In other countries, these companies are doing just that. In Australia, telecommunications company Optus has been facilitating data donations through its ‘Donate Your Data‘ programme since 2019. Optus partners with community organisations such as The Smith Family, KARI Foundation and Mission Australia to provide internet access to those who need it most. This programme helps recipients study, work, search and apply for jobs, and connects them with friends, family and vital services in times of crisis.

A UK programme similar to Optus’ would be a huge step in the right direction, but it is only a short-term, stop-gap solution. The Government also needs to step up and provide more sustainable alternatives and reliable access to digital technologies for marginalised groups. They cannot be left solely reliant on telecommunications companies and the generosity of those lucky enough to afford their own data plans and internet services.
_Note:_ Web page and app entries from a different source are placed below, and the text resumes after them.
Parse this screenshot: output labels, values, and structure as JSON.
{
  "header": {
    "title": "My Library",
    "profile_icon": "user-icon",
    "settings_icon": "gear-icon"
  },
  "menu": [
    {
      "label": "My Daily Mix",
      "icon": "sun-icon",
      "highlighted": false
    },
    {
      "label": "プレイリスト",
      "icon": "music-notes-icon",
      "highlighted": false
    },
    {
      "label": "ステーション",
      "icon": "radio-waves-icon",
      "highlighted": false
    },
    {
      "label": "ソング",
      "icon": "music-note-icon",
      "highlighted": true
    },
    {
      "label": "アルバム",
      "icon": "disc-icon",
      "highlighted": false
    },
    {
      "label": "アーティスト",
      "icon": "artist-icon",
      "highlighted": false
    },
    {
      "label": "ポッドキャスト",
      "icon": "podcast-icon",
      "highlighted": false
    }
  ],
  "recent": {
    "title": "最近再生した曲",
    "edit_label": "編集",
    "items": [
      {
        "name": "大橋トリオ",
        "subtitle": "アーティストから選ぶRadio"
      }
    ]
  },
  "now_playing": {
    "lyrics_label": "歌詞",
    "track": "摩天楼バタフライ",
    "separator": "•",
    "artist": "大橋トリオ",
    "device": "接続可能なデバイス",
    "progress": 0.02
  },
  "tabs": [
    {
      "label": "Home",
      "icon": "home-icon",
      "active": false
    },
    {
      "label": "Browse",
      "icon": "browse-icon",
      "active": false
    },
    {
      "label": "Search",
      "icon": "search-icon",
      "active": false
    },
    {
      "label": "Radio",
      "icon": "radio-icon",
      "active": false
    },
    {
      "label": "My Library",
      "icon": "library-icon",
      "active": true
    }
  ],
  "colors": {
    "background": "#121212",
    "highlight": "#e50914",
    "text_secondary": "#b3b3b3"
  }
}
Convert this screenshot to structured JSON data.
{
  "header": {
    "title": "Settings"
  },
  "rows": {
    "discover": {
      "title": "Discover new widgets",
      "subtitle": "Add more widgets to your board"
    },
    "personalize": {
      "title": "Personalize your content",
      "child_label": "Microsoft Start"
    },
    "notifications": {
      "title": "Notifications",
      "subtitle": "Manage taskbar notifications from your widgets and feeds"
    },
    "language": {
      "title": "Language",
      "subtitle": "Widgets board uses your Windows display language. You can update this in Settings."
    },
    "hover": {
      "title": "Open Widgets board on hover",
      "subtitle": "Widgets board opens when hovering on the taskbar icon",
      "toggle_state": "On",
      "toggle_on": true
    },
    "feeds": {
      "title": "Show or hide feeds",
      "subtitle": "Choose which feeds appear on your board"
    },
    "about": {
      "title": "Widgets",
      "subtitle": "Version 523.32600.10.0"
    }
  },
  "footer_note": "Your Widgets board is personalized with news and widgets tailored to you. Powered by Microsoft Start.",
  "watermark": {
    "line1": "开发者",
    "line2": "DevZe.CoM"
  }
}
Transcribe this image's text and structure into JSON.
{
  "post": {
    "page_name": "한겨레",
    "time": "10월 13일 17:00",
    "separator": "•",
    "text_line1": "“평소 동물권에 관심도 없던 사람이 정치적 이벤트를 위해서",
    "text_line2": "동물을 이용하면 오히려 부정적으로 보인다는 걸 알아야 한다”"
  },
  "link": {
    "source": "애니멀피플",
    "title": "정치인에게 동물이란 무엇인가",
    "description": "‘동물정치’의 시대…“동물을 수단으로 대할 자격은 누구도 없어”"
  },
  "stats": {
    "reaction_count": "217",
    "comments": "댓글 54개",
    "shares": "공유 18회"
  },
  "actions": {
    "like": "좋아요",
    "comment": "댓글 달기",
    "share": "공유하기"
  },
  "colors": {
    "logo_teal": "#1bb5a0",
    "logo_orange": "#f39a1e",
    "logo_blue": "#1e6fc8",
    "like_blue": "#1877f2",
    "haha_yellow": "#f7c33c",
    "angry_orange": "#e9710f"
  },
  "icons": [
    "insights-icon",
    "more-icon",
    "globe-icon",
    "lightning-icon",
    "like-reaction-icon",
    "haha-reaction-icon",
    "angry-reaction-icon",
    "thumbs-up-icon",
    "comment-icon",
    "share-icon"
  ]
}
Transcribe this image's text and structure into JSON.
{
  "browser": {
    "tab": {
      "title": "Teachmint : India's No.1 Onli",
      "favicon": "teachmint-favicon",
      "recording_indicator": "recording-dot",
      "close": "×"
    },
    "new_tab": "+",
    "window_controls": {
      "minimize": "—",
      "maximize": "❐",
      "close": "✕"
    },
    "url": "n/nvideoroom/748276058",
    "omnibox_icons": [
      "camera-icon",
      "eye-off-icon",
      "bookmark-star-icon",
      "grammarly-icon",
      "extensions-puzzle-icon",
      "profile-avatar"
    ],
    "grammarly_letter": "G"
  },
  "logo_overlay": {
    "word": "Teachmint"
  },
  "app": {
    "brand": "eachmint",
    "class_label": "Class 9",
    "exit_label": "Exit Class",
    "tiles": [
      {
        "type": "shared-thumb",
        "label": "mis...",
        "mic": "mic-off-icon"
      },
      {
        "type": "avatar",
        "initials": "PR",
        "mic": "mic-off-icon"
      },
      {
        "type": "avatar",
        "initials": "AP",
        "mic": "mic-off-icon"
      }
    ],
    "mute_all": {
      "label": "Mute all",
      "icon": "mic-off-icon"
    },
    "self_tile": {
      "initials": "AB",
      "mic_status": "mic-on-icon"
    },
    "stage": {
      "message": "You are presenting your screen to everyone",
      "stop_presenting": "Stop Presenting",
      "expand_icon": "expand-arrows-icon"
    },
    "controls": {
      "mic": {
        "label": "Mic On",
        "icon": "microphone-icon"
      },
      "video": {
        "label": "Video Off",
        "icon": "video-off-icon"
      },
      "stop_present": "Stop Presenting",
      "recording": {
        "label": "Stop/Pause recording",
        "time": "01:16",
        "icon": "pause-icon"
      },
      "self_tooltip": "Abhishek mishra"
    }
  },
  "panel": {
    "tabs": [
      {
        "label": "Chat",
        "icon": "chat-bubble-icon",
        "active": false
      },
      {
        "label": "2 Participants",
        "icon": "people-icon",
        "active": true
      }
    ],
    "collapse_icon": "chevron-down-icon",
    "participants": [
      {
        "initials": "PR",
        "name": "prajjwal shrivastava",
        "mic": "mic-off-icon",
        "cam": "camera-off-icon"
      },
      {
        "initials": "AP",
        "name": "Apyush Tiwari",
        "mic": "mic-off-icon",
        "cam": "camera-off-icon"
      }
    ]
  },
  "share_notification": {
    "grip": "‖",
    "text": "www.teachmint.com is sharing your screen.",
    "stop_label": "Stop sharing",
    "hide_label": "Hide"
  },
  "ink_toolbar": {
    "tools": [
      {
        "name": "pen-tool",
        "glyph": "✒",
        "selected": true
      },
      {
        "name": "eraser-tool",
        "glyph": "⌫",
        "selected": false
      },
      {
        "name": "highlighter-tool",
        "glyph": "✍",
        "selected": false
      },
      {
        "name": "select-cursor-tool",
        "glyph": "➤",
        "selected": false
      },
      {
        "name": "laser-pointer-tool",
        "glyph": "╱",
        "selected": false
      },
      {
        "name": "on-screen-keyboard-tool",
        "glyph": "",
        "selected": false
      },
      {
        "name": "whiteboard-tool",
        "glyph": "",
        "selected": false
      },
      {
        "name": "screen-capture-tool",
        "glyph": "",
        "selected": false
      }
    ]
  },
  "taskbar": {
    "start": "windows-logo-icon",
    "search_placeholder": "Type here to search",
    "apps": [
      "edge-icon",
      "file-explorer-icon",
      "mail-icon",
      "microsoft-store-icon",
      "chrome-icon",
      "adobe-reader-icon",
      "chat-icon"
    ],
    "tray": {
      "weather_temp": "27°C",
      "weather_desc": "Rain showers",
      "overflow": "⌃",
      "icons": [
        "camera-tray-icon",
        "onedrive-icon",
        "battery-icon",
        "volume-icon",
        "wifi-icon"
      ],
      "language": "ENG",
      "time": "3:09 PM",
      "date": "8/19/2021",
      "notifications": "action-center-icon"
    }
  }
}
Furthermore, the Government needs to work with third sector organisations and community partners to ensure that people are getting the most out of digital technologies, beyond just the opportunity to access them. Many people are still digitally excluded, lacking the digital skills essential to use the internet effectively and safely. Without these skills, access to many services is restricted, and internet users are left vulnerable to online harms such as scams and misinformation.

Even among those with internet access, 5% are not confident in using the internet, with higher levels among digitally disadvantaged groups, including 9% of people over 64 years of age and 10% of those in lower socioeconomic households. An estimated nine million people in the UK cannot access the internet or digital devices independently.

This lack of digital skills can also negatively affect a person’s quality of life with lower life expectancy, restricted access to jobs, education and government services, increased social isolation and risk of poverty, and poorer health overall. With 78% of people agreeing that the pandemic heightened their need for digital skills, it is crucial that the Government partners with community and third sector organisations to deliver skills training to left-behind groups that need it most. As an added benefit, CEBR estimates an economic benefit of £15 for every £1 invested in digital inclusion and skills training in the UK.

Last week, Optus’ parent company, Singtel, announced a new iteration of the ‘Donate Your Data’ programme that specifically targets improving the digital inclusion of elderly people in Singapore. This programme partners with NTUC Health to provide free data access to vulnerable seniors in combination with workshops provided through ‘Senior Activity Centres’ to improve digital skills and ‘empower the elderly to go digital.

Singtel’s initiative is a great leap forward in combining internet access with providing the skills training needed to get the most out of digital technologies independently, safely and effectively. It shows what can be done where there is will and cooperation between government and socially-conscious business.

Closer to home, Good Things Foundation and Virgin Media O2 recently created a programme that provides internet access to those in need through a National Databank‘. Interestingly, this initiative runs on Virgin Media O2’s donation of £12.5 million with additional data donated during a trial period when new customers purchased a plan. Programme participants receive a voucher for 15 gigabytes of data, but this is not a long-term solution that provides consistent, ongoing access. Recent efforts to support Ukrainian refugees arriving in the UK have shown other British telecommunications companies are also capable and willing to participate with Vodafone and Three also making donations.

Now, more than ever, we must encourage the expansion of similar projects that improve access to digital technologies on a long-term basis and call for implementation of digital skills training initiatives to benefit digitally disadvantaged members of British society who desperately need digital inclusion to address the inequalities deepened by the digital divide.

Geena is currently undertaking work experience at Bright Blue. Views expressed in this article are those of the author, not necessarily those of Bright Blue. [Image: Tracey Le Blanc]